Be it Varun Dhawan’s attempts to woo Alia Bhatt in “Badrinath Ki Dulhania”, or Akshay Kumar following Bhumi Pednekar and clicking her photographs without her consent in “Toilet: Ek Prem Katha” or Shah Rukh Khan singing the famous “Tu haan kar ya na kar, tu hai meri Kiran” — Bollywood tells stories about love but also highlights stalking.

Social activist Ranjana Kumari blames cinema for creating a culture of stalking women.

“They show that initially women say ‘No’ but don’t take ‘No’ for a ‘No’. It is actually a ‘Yes’. It has been there since long. Stalking has been packaged in a romantic way,” Kumari told IANS.

“It conveys the superiority that men have over women. She, in any case, has to give in. It is a myth that is being perpetuated by creating this culture… She is still an object of his desire,” she added.

Actress Swara Bhasker, who appeared in “Raanjhanaa”, admitted that the Aanand L. Rai directorial glorified stalking.

Bollywood Actor Varun Dhawan
Varun Dhawan.

“When it came out, it got panned by feminists for glorifying stalking… For a long time, I refused to believe it and thought that it is not true… But then as time passed by, I was like, actually, maybe yes,” she said when she joined actress Kareena Kapoor Khan for an episode of her radio show.

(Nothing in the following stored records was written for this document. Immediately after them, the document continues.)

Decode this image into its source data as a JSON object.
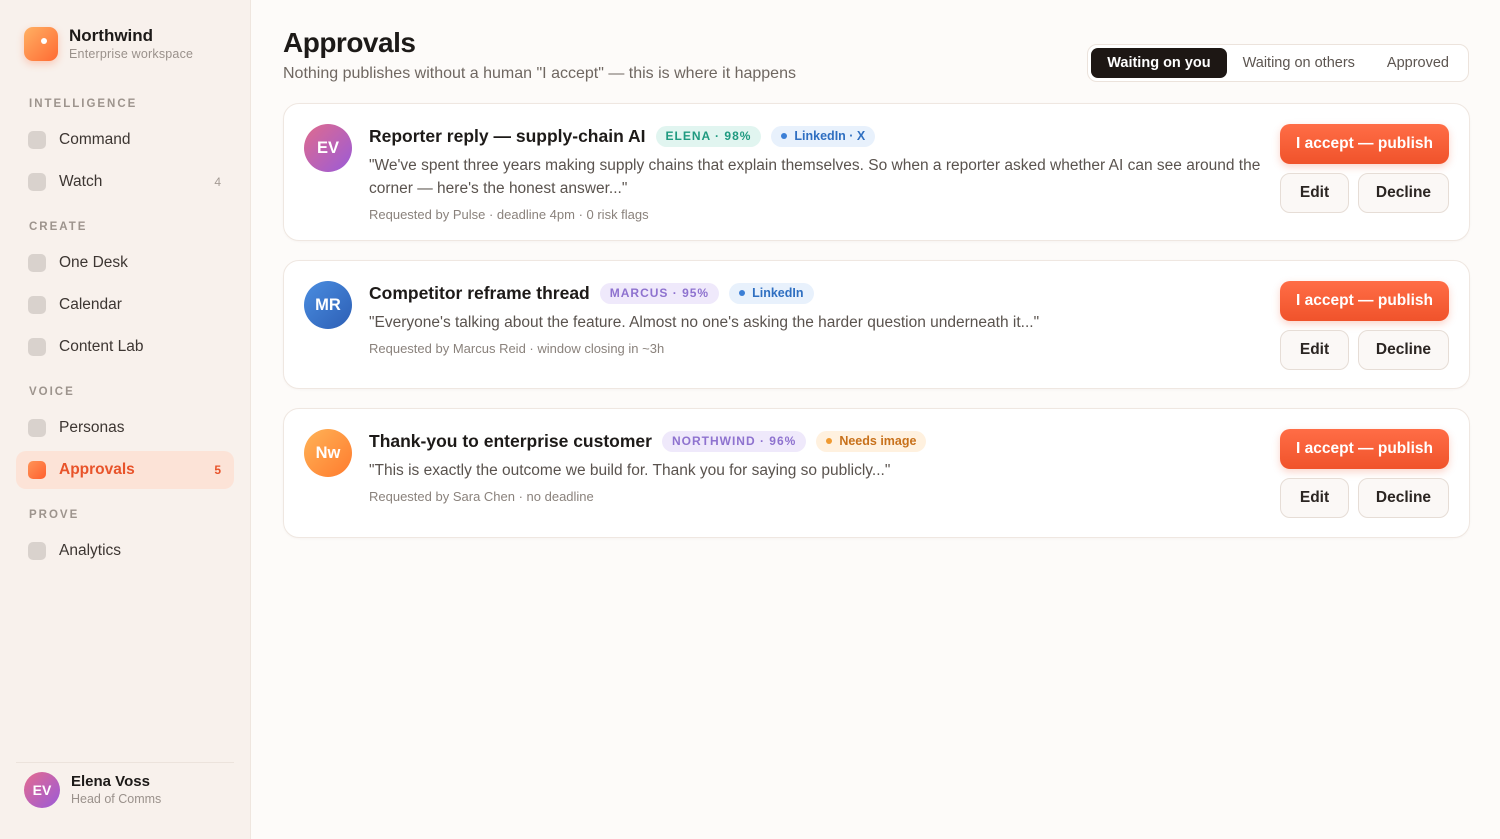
{
  "brand": {
    "name": "Northwind",
    "subtitle": "Enterprise workspace"
  },
  "sidebar": {
    "sections": [
      {
        "label": "INTELLIGENCE"
      },
      {
        "label": "CREATE"
      },
      {
        "label": "VOICE"
      },
      {
        "label": "PROVE"
      }
    ],
    "items": [
      {
        "label": "Command",
        "count": ""
      },
      {
        "label": "Watch",
        "count": "4"
      },
      {
        "label": "One Desk",
        "count": ""
      },
      {
        "label": "Calendar",
        "count": ""
      },
      {
        "label": "Content Lab",
        "count": ""
      },
      {
        "label": "Personas",
        "count": ""
      },
      {
        "label": "Approvals",
        "count": "5",
        "active": true
      },
      {
        "label": "Analytics",
        "count": ""
      }
    ]
  },
  "user": {
    "initials": "EV",
    "name": "Elena Voss",
    "role": "Head of Comms"
  },
  "page": {
    "title": "Approvals",
    "subtitle": "Nothing publishes without a human \"I accept\" — this is where it happens"
  },
  "tabs": [
    {
      "label": "Waiting on you",
      "active": true
    },
    {
      "label": "Waiting on others",
      "active": false
    },
    {
      "label": "Approved",
      "active": false
    }
  ],
  "actions": {
    "accept_label": "I accept — publish",
    "edit_label": "Edit",
    "decline_label": "Decline"
  },
  "approvals": [
    {
      "initials": "EV",
      "title": "Reporter reply — supply-chain AI",
      "persona": "ELENA · 98%",
      "tag": "LinkedIn · X",
      "body": "\"We've spent three years making supply chains that explain themselves. So when a reporter asked whether AI can see around the corner — here's the honest answer...\"",
      "meta": "Requested by Pulse · deadline 4pm · 0 risk flags"
    },
    {
      "initials": "MR",
      "title": "Competitor reframe thread",
      "persona": "MARCUS · 95%",
      "tag": "LinkedIn",
      "body": "\"Everyone's talking about the feature. Almost no one's asking the harder question underneath it...\"",
      "meta": "Requested by Marcus Reid · window closing in ~3h"
    },
    {
      "initials": "Nw",
      "title": "Thank-you to enterprise customer",
      "persona": "NORTHWIND · 96%",
      "tag": "Needs image",
      "body": "\"This is exactly the outcome we build for. Thank you for saying so publicly...\"",
      "meta": "Requested by Sara Chen · no deadline"
    }
  ],
  "colors": {
    "accent": "#f0532b",
    "sidebar_bg": "#f8f1ec",
    "active_bg": "#fce3d7",
    "persona_teal": "#1f9a80",
    "persona_purple": "#8e72cf",
    "tag_blue": "#2f6fc1",
    "tag_amber": "#c8711b"
  },
  "icons": {
    "brand": "northwind-logo-icon",
    "nav": "nav-square-icon",
    "tag": "status-dot-icon"
  }
}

According to psychologist Samir Parikh, films have an impact on people at some level or the other.

“When you see something being presented in a palatable manner to you, you feel it is okay to do it, so you get desensitised to it. You get disinhibited and it changes your perception of reality. People, especially youngsters and vulnerable ones, end up doing what they see their role models doing,” Parikh told IANS.

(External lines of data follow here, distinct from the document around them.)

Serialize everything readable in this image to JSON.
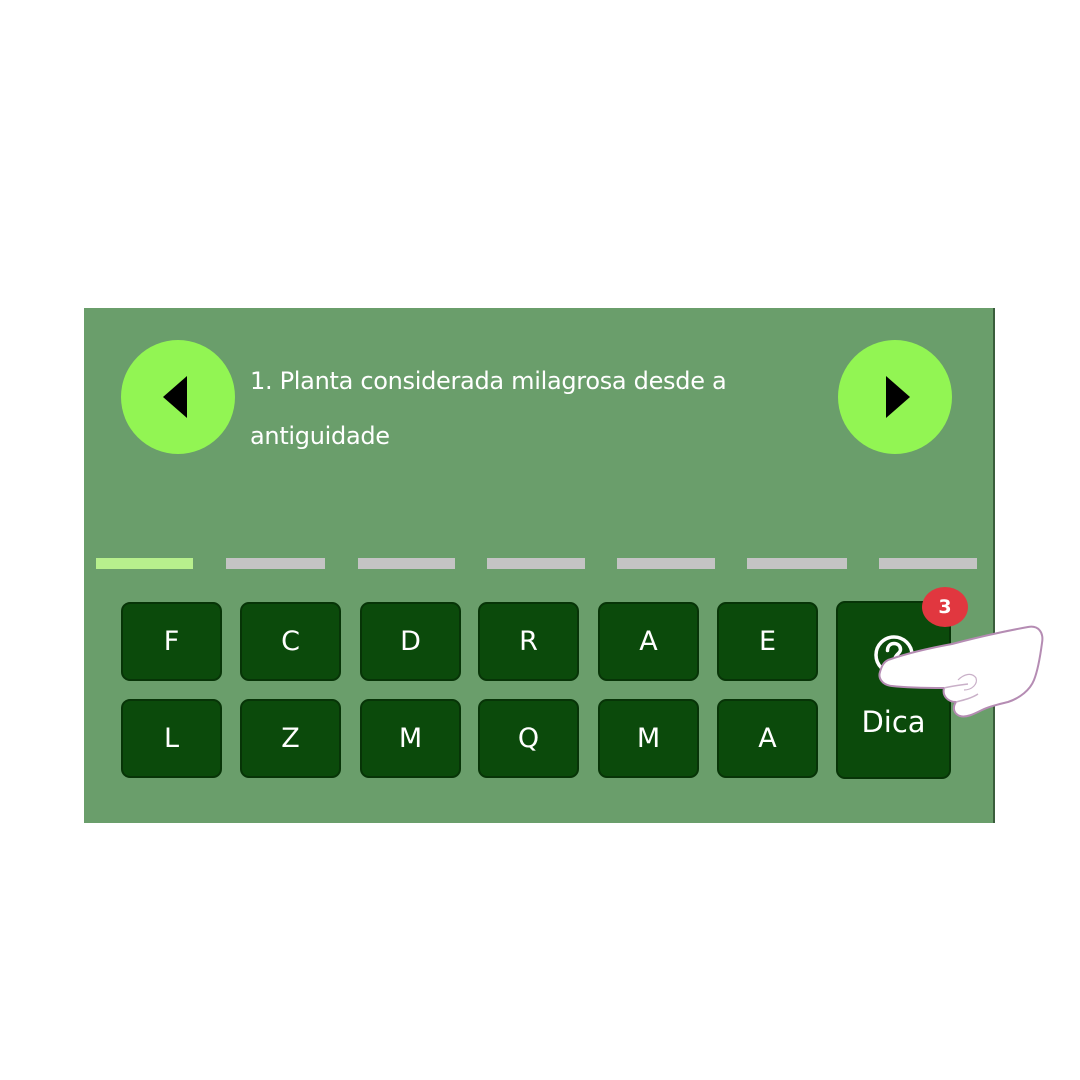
{
  "clue": {
    "text": "1. Planta considerada milagrosa desde a antiguidade"
  },
  "navigation": {
    "prev_icon": "triangle-left-icon",
    "next_icon": "triangle-right-icon"
  },
  "answer": {
    "total_slots": 7,
    "active_slot": 0
  },
  "keyboard": {
    "row1": [
      "F",
      "C",
      "D",
      "R",
      "A",
      "E"
    ],
    "row2": [
      "L",
      "Z",
      "M",
      "Q",
      "M",
      "A"
    ]
  },
  "hint": {
    "label": "Dica",
    "icon": "question-circle-icon",
    "remaining": "3"
  },
  "colors": {
    "panel": "#6a9e6b",
    "nav_button": "#92f553",
    "key": "#0b4a0b",
    "slot": "#c4c4c4",
    "slot_active": "#b7f08d",
    "badge": "#e1373f"
  },
  "pointer": {
    "icon": "hand-pointer-icon"
  }
}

Also Read- Pakistan to Curb ‘Hate Speech’ on Social Media

“It is important to educate and upgrade people and give them the right support and guidance,” he said.

All is not fair in love, and it is time to put the lens on it as well. (IANS)